Law Society of Kenya President Nelson Havi on Tuesday July 7 has asked all courts to release all people arrested during the Saba Saba protests that took place across Nairobi County.
He said that the arrest of anyone based on the Ministry of Health guidelines in containing the spread of COVID-19 is unlawful since the rules set are not laws
“MoH rules on containing COVID have not been subjected to Parliamentary approval as required by the Statutory Instruments Act. They are not law. The arrest and detention of anyone on their basis is unlawful. Courts are advised to free all Saba Saba suspects without charge.” he wrote on his Twitter account.
“Dr John Khaminwa, George Kegoro, Harun Ndubi, VP Daudi Kamende and I met up with Police Chief Ndolo. He assured us that Saba Saba suspects will be released today. It is our expectation it will be done and that there will be no need for us to challenge the arrests in Court.”
More than fifty people were arrested in Nairobi during the annual Saba Saba demonstrations, including a handful of activists.
Nairobi Police Commander Philip Ndolo stated that the activists did not inform the relevant authorities about their plan to take to the streets.
Renowned activist Boniface Mwangi was arrested while protesting over the Saba Saba march that turned chaotic in Nairobi.
Beforehand Kibra activist Editar Achieng’ was arrested during the Saba Saba protests heading into the city.
She was among protestors taking part in the demonstration dubbed ‘Saba Saba March for Our Lives’
Editar vied for the Kibra parliamentary seat during the by-election in 2019 following the death of MP Ken Okoth. The seat was won by his brother Imran Okoth under the ODM party ticket.
Police lobbed teargas to disperse protesters in the Nairobi Central Business District.
This was preceded by protesters in Kayole and Mathare beating the brunt of teargas lobbied by police as they marched towards the City Centre to commemorate the 30th Saba Saba day protests.
The protest as announced by, among others, activist Boniface Mwangi was aimed at pushing for the full implementation of the Kenya 2010 Constitution.
“On Tuesday, peaceful citizens will take part in Saba Saba March for Our Lives. You must ensure the National Police Service respect article 37 of the constitution, the right, to assemble, to demonstrate, to picket, and to present petitions to public authorities,” Mwangi stated in a statement addressed to the Inspector-General of Police Hillary Mutyambai.
The group argued that the gains by the Saba Saba movement would be lost if the Kenya 2010 Constitution was not implemented in its entirety.
The first Saba Saba protests took place 30 years ago and initiated the process of changing the constitution to make Kenya a multi-party state.
This was due to the excesses by President Daniel Moi that drove Kenyans to start mobilising for a new Constitution as far back as 1985. In 2010, that new Constitution was promulgated.
Veterans Charles Rubia, Kenneth Matiba and Raila Odinga were arrested by police just four days before they were expected to address a massive rally at Kamukunji Grounds demanding an end to single-party rule.
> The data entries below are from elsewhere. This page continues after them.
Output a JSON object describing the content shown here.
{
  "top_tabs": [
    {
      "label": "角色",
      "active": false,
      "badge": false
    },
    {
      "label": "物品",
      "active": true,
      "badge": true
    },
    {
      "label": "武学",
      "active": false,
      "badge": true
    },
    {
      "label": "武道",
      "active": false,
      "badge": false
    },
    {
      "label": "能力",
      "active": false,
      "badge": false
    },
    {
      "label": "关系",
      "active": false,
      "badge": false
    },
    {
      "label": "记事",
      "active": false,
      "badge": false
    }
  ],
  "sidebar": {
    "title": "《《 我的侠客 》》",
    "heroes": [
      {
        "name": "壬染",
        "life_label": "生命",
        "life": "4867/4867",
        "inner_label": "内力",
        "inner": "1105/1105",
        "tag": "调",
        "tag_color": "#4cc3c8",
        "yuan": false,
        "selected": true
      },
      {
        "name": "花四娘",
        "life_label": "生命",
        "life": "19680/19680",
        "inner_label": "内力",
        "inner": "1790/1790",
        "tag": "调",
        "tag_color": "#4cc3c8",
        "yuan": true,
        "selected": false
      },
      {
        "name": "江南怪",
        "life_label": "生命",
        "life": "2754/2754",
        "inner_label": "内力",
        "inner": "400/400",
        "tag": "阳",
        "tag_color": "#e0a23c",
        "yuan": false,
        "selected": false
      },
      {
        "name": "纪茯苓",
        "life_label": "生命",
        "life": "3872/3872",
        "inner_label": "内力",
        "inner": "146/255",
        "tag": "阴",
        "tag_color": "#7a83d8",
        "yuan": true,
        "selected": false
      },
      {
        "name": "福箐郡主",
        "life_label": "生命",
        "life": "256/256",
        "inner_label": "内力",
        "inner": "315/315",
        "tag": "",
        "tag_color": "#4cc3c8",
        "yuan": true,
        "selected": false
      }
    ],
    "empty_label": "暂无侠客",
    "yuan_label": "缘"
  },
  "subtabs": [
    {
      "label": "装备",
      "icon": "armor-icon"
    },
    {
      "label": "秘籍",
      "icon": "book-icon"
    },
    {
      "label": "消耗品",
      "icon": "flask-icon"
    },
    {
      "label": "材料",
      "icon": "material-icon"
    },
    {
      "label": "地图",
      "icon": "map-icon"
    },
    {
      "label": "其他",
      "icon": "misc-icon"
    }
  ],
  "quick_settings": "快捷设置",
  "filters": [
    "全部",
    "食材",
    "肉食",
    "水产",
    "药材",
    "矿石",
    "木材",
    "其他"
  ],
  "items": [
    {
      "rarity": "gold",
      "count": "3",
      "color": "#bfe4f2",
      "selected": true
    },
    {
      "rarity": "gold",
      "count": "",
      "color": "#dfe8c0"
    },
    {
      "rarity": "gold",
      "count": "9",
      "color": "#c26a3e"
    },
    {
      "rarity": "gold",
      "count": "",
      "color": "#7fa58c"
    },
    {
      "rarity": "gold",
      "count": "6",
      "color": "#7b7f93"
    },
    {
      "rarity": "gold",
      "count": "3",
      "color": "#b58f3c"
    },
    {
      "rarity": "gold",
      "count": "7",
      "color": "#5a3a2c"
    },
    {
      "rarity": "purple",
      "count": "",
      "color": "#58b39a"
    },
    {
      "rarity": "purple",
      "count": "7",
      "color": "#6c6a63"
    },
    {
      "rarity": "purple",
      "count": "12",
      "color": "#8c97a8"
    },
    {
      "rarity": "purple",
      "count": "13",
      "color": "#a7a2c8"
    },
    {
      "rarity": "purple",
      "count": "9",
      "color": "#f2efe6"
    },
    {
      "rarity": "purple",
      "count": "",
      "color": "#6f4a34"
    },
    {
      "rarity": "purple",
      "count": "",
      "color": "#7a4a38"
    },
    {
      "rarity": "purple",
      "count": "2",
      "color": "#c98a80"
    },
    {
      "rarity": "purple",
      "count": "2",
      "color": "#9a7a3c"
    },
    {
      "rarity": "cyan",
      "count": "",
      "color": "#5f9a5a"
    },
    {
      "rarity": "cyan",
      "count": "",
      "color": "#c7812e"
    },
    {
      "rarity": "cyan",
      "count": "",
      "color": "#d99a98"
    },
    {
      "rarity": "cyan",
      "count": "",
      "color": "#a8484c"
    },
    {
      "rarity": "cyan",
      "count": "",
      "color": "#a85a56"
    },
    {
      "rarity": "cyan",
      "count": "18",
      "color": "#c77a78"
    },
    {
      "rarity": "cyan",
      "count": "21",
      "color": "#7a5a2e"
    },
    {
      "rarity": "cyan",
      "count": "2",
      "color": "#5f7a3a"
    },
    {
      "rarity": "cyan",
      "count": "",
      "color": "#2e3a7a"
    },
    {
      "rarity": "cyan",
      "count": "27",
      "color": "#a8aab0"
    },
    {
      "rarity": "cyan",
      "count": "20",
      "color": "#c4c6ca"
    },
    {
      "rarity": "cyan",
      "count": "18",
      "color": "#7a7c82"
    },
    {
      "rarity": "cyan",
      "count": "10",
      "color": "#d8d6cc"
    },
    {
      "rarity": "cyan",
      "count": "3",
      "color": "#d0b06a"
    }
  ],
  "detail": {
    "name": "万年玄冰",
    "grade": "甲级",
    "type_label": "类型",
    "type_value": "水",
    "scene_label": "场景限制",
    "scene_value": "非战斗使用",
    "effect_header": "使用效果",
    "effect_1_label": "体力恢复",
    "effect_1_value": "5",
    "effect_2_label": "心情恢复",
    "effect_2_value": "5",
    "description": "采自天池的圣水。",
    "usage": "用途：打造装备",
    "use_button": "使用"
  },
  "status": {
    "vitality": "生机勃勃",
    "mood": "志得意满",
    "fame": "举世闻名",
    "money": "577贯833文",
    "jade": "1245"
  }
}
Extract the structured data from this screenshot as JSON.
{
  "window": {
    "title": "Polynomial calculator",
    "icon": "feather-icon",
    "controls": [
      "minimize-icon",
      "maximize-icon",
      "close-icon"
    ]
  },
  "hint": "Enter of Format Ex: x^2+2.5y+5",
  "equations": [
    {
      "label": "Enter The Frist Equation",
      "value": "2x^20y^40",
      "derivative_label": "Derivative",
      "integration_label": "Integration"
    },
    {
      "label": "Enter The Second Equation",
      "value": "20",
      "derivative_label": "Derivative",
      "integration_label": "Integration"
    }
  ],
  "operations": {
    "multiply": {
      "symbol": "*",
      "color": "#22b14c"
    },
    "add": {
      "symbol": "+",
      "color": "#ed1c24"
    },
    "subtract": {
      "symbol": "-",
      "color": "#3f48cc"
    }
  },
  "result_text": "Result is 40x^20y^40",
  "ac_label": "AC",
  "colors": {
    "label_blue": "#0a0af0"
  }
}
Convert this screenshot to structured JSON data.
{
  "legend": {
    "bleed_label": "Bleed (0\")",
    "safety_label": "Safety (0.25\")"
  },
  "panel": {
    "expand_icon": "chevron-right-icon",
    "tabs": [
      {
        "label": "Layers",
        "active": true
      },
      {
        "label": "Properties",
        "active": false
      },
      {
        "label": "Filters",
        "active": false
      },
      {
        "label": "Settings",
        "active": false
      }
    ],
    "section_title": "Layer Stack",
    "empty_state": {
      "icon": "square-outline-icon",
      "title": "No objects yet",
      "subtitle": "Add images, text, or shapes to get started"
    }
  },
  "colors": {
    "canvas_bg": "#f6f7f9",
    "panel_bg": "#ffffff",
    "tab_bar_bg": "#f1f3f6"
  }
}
More than 5,000 citizens were arrested all over the country and many others maimed or killed for daring to utter the word “multiparty”.
Their agitation, however, set the stage for the repeal of Section 2A in 1991 marking a return to multi-party politics and expanding the country’s democratic space.